River otters digest and metabolize food so quickly that food passes through their intestines within an hour. They spend two-thirds of their time on land often making at least one permanent den on land, near the water, in addition to several temporary shelters. They are adept at being on land unlike the clumsy and rather awkward moving sea otter, who seldom spends 95% of their time in the water. Instead of blubber for insulation, otters have 250,000 to a million hairs per square inch.
Sea otters are active during the day and while river otters are technically nocturnal, they are active both in the day and at night. Around humans they tend to be much more nocturnal. River otters are often solitary creatures. When they are seen together, it would likely be a family unit such as a mother with her young.
The 1980's were hard on populations due to oil spills. The 1989 Exxon Valdez oil spill in particular, in Alaska’s Prince William Sound, killed several thousand sea otters. The oil ruins their fur's ability to keep warm enough in the frigid waters, as well as being toxic. Many died from hypothermia. Estimates put the current worldwide population at only around 106,000.
In addition to oil spills, there are other threats to sea otters.
Sea otters are often contaminated with toxic pollutants and disease-causing parasites as a result of runoff in coastal waters. "Scientists have also reported the accumulation of man-made chemicals, such as PCBs and PBDEs, at some of the highest levels ever seen in marine mammals." ~ Defenders of Wildlife
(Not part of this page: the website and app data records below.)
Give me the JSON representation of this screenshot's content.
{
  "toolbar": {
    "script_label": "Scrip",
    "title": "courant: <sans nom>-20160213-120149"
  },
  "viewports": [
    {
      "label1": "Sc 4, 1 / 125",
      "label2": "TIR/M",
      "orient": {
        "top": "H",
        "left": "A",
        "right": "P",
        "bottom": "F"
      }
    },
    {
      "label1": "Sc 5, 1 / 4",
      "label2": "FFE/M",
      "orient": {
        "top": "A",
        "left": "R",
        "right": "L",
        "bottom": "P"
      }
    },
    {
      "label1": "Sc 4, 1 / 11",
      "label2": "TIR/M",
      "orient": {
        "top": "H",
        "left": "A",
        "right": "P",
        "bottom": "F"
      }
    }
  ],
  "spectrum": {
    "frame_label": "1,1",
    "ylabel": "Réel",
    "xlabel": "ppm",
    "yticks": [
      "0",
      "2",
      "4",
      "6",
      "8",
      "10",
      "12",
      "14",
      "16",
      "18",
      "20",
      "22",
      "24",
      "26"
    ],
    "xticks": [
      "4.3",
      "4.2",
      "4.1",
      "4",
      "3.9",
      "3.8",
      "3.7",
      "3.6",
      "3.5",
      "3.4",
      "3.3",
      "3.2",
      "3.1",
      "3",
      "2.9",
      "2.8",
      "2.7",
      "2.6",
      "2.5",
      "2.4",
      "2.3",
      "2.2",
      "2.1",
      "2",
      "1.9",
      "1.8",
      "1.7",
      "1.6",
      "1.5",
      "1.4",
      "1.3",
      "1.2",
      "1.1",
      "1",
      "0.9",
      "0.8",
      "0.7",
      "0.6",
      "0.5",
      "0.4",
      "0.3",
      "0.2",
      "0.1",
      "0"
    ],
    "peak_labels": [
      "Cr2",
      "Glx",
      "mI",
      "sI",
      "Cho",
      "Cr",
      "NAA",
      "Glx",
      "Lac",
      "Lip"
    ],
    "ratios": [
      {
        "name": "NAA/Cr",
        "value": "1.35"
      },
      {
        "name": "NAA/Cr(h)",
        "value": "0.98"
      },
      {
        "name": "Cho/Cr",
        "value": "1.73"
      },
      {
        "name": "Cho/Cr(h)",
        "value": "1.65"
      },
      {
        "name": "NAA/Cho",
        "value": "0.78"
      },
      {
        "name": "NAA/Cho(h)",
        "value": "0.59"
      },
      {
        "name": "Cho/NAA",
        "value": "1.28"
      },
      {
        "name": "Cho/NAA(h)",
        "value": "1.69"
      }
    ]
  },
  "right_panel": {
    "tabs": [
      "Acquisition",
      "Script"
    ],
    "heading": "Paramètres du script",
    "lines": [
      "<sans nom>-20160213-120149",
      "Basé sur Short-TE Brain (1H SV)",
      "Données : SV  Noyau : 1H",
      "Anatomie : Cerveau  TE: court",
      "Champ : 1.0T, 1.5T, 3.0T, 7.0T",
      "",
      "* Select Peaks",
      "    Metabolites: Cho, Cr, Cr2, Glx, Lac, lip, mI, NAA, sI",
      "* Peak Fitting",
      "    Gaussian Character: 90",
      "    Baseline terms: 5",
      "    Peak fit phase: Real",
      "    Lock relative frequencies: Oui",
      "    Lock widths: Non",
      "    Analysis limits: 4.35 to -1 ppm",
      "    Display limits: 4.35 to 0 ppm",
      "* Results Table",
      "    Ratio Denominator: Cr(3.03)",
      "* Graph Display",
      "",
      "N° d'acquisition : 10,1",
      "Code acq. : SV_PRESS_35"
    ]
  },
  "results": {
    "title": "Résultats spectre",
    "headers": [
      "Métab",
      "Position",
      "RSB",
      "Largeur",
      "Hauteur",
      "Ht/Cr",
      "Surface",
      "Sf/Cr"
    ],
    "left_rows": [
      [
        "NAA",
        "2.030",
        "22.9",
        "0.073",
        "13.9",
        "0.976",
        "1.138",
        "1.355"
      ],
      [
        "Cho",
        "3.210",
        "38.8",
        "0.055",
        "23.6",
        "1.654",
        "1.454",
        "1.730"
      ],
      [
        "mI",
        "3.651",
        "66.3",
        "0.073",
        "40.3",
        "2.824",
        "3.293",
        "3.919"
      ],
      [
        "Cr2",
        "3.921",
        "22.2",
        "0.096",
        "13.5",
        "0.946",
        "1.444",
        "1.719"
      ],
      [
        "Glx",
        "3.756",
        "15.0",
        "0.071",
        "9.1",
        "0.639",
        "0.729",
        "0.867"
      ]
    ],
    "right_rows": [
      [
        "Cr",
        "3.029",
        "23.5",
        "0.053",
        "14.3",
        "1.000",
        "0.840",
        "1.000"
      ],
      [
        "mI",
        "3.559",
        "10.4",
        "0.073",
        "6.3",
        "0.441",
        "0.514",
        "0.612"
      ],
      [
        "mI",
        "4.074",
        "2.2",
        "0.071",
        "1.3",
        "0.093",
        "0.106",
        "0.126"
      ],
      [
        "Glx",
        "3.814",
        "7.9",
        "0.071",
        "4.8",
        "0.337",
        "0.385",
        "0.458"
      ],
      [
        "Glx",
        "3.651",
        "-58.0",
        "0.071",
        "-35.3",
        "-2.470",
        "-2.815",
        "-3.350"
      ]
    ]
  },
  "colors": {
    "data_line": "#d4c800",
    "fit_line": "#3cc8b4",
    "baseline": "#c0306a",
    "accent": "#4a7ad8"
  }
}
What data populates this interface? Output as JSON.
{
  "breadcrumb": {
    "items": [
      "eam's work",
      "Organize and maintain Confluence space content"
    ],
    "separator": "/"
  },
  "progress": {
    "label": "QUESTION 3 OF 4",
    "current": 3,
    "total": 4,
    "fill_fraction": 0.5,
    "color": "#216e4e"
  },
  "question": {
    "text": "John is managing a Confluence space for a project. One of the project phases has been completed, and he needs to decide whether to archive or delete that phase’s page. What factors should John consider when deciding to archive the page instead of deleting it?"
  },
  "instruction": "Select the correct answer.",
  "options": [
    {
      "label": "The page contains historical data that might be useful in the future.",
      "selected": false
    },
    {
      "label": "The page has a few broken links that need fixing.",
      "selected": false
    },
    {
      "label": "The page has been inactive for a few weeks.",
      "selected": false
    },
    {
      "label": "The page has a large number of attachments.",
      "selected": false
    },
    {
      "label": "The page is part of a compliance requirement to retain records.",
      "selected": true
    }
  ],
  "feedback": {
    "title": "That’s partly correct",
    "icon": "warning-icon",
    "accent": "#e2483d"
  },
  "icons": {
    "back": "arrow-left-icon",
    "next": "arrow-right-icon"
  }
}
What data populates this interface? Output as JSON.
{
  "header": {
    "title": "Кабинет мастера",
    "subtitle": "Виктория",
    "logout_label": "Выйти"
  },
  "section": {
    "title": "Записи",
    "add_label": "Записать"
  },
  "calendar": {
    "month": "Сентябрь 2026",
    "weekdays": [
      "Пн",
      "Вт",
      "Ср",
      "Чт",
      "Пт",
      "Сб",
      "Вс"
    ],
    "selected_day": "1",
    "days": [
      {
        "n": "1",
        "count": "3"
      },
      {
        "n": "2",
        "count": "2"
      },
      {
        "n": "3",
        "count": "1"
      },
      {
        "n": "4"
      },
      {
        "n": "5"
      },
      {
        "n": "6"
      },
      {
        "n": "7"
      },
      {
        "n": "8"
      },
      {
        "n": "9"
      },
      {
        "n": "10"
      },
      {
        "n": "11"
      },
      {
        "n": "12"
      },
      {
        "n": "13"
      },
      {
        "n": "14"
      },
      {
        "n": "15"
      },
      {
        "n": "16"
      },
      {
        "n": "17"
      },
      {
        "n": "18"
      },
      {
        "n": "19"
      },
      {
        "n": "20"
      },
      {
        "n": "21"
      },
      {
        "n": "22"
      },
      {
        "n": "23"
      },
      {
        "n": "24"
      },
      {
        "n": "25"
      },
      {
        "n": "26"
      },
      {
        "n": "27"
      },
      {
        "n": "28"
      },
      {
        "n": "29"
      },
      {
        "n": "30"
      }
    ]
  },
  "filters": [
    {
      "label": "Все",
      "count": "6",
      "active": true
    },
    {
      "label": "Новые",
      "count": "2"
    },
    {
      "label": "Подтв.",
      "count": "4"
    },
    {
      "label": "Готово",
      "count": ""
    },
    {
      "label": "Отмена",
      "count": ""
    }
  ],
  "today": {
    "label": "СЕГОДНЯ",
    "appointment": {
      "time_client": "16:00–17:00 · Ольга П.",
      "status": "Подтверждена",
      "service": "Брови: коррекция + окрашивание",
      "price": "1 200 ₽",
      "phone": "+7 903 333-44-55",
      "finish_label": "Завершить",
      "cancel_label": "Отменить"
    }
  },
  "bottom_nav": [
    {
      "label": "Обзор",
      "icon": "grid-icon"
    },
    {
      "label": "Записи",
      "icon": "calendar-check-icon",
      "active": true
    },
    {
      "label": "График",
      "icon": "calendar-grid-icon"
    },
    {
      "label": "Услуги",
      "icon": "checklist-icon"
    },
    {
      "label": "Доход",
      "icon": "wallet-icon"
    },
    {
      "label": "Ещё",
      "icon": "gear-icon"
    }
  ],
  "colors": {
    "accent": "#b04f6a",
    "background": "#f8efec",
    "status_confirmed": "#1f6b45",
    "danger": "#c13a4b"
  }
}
They are one of the few mammals who use tools. They will use a rock to break open a shell or use something to pry it open.